Front of Eastern High School

Poverty in Lansing affects city’s high schools

All across the nation there has been a 260 percent increase in the number of students in highly concentrated poverty school districts, whose poverty levels are 40 percent and above. School districts in this category are at high risks of childhood well-being and positive opportunities. High poverty school districts in Michigan have doubled from 120 in 2006 to over 240 pre-kindergarten through 12th grade schools in 2012. In Lansing, once you step out of comfort of downtown and the capitol building, many of the surrounding neighborhoods are plagued with at least some level of poverty.
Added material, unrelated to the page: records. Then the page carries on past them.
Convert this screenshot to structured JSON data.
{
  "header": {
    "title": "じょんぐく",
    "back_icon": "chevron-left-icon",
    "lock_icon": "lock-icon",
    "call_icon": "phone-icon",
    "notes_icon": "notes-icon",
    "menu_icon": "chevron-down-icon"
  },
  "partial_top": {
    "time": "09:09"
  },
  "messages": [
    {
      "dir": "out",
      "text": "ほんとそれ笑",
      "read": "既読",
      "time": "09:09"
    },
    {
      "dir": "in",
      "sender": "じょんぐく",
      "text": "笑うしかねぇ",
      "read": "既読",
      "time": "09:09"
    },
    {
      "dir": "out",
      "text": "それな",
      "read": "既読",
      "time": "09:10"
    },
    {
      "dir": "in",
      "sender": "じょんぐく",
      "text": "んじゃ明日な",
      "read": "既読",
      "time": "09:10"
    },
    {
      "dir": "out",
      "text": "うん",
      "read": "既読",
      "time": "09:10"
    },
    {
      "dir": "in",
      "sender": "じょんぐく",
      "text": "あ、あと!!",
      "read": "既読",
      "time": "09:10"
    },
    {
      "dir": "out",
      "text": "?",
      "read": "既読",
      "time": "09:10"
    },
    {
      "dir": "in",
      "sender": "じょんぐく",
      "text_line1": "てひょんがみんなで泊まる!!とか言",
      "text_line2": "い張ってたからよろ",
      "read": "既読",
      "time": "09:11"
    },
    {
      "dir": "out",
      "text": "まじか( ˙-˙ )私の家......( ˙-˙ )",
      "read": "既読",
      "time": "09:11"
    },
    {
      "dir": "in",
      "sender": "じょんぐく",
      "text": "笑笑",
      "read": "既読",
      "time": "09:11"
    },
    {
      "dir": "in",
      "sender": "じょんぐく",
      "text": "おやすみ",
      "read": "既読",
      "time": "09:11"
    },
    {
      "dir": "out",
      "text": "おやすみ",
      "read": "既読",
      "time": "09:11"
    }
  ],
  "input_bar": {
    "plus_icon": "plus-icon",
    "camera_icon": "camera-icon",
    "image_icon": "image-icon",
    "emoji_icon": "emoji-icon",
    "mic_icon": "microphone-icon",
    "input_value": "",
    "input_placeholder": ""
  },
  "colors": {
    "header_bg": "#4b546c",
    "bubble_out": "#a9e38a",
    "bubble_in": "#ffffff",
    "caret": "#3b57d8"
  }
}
The poverty doesn’t stop there, as majority of the Lansing schools are located in highly-impoverished areas.

The outside of Lansing's Kids Repair Program isn't much to look at, but that doesn't matter.  It's what's inside the building that counts.

Lansing bike program teaches more than just bicycle repair

On the outside, it just looks like some small storage building. The plain red bricks and few windows don’t exactly shout out “Welcome!” to whomever passes by. Step in through the garage door, though, and you’ll find something that might surprise you – hundreds of bicycles, just waiting to be taken home. Frank Wheeler sits inside the shop of Lansing’s Kids Repair Program working on an old bike that was dropped off at the police station just a few days earlier. He’s been retired for a few years now, but that doesn’t stop him from coming in and volunteering whenever he’s got the chance.

Solar panels on Michigan Energy Options. Photo taken by Andy Chmura

Renewable energy is a part of Lansing’s future

According to Michigan State Senate Bills 437 and 438, Michigan State law will require that Michigan utilities buy or produce at least 15 percent of their energy from renewable sources by 2022. There is also a nonbinding goal to reach 35 percent by 2025. What is Lansing doing to make this happen? John Krzystowczyk, an energy analyst in the energy and eco-strategies department of the Lansing Board of Water and Light (BWL), works to promote renewable energy growth in the Lansing area. He believes that the 15 percent goal laid out by the government is attainable.